◆ Source data
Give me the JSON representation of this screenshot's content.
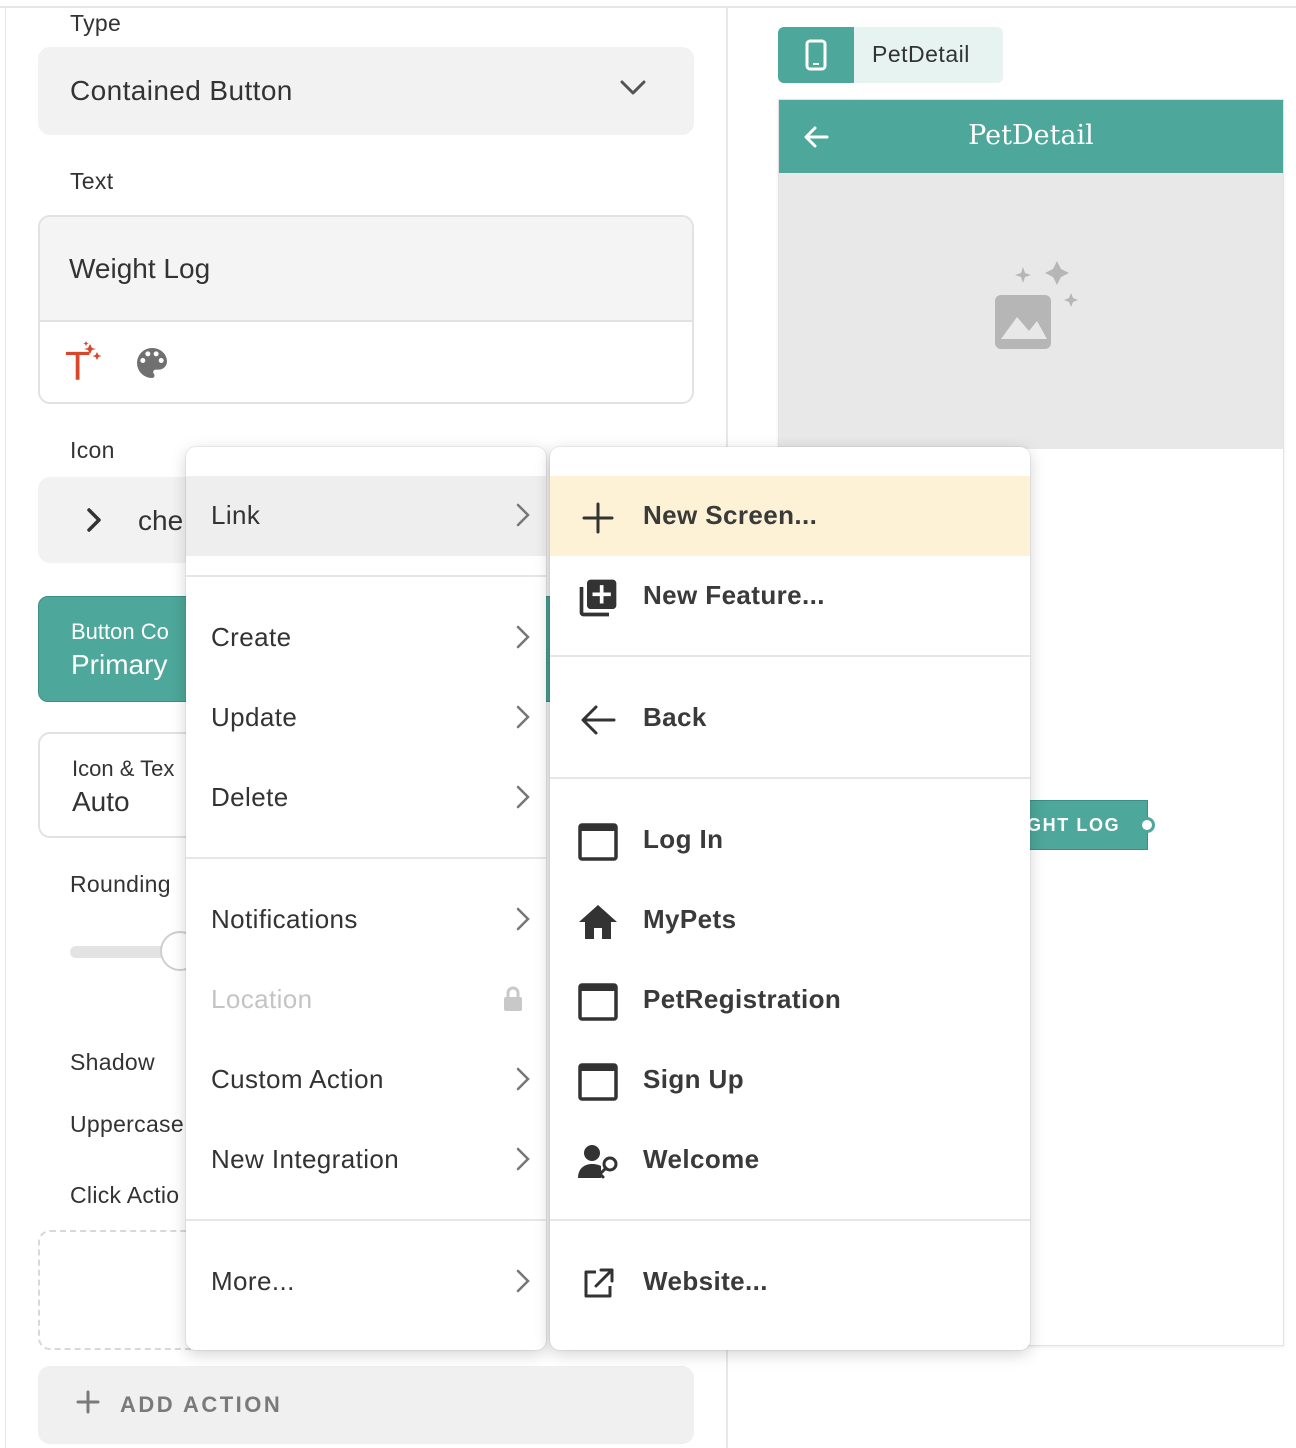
{
  "left_panel": {
    "type_label": "Type",
    "type_value": "Contained Button",
    "text_label": "Text",
    "text_value": "Weight Log",
    "icon_label": "Icon",
    "icon_value": "che",
    "button_color_label": "Button Co",
    "button_color_value": "Primary",
    "icon_text_label": "Icon & Tex",
    "icon_text_value": "Auto",
    "rounding_label": "Rounding",
    "shadow_label": "Shadow",
    "uppercase_label": "Uppercase",
    "click_action_label": "Click Actio",
    "add_action_label": "ADD ACTION"
  },
  "preview": {
    "tab_name": "PetDetail",
    "appbar_title": "PetDetail",
    "button_text": "GHT LOG"
  },
  "menu_primary": {
    "items": [
      {
        "label": "Link"
      },
      {
        "label": "Create"
      },
      {
        "label": "Update"
      },
      {
        "label": "Delete"
      },
      {
        "label": "Notifications"
      },
      {
        "label": "Location"
      },
      {
        "label": "Custom Action"
      },
      {
        "label": "New Integration"
      },
      {
        "label": "More..."
      }
    ]
  },
  "menu_link": {
    "items": [
      {
        "label": "New Screen...",
        "icon": "plus-icon"
      },
      {
        "label": "New Feature...",
        "icon": "library-add-icon"
      },
      {
        "label": "Back",
        "icon": "arrow-left-icon"
      },
      {
        "label": "Log In",
        "icon": "screen-window-icon"
      },
      {
        "label": "MyPets",
        "icon": "home-icon"
      },
      {
        "label": "PetRegistration",
        "icon": "screen-window-icon"
      },
      {
        "label": "Sign Up",
        "icon": "screen-window-icon"
      },
      {
        "label": "Welcome",
        "icon": "person-key-icon"
      },
      {
        "label": "Website...",
        "icon": "external-link-icon"
      }
    ]
  },
  "colors": {
    "primary": "#4da79a",
    "hover_yellow": "#fdf2d5",
    "magic_icon": "#d9472b"
  }
}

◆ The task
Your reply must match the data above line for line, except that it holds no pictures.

◆ Completed exercise
Give me the JSON representation of this screenshot's content.
{
  "left_panel": {
    "type_label": "Type",
    "type_value": "Contained Button",
    "text_label": "Text",
    "text_value": "Weight Log",
    "icon_label": "Icon",
    "icon_value": "che",
    "button_color_label": "Button Co",
    "button_color_value": "Primary",
    "icon_text_label": "Icon & Tex",
    "icon_text_value": "Auto",
    "rounding_label": "Rounding",
    "shadow_label": "Shadow",
    "uppercase_label": "Uppercase",
    "click_action_label": "Click Actio",
    "add_action_label": "ADD ACTION"
  },
  "preview": {
    "tab_name": "PetDetail",
    "appbar_title": "PetDetail",
    "button_text": "GHT LOG"
  },
  "menu_primary": {
    "items": [
      {
        "label": "Link"
      },
      {
        "label": "Create"
      },
      {
        "label": "Update"
      },
      {
        "label": "Delete"
      },
      {
        "label": "Notifications"
      },
      {
        "label": "Location"
      },
      {
        "label": "Custom Action"
      },
      {
        "label": "New Integration"
      },
      {
        "label": "More..."
      }
    ]
  },
  "menu_link": {
    "items": [
      {
        "label": "New Screen...",
        "icon": "plus-icon"
      },
      {
        "label": "New Feature...",
        "icon": "library-add-icon"
      },
      {
        "label": "Back",
        "icon": "arrow-left-icon"
      },
      {
        "label": "Log In",
        "icon": "screen-window-icon"
      },
      {
        "label": "MyPets",
        "icon": "home-icon"
      },
      {
        "label": "PetRegistration",
        "icon": "screen-window-icon"
      },
      {
        "label": "Sign Up",
        "icon": "screen-window-icon"
      },
      {
        "label": "Welcome",
        "icon": "person-key-icon"
      },
      {
        "label": "Website...",
        "icon": "external-link-icon"
      }
    ]
  },
  "colors": {
    "primary": "#4da79a",
    "hover_yellow": "#fdf2d5",
    "magic_icon": "#d9472b"
  }
}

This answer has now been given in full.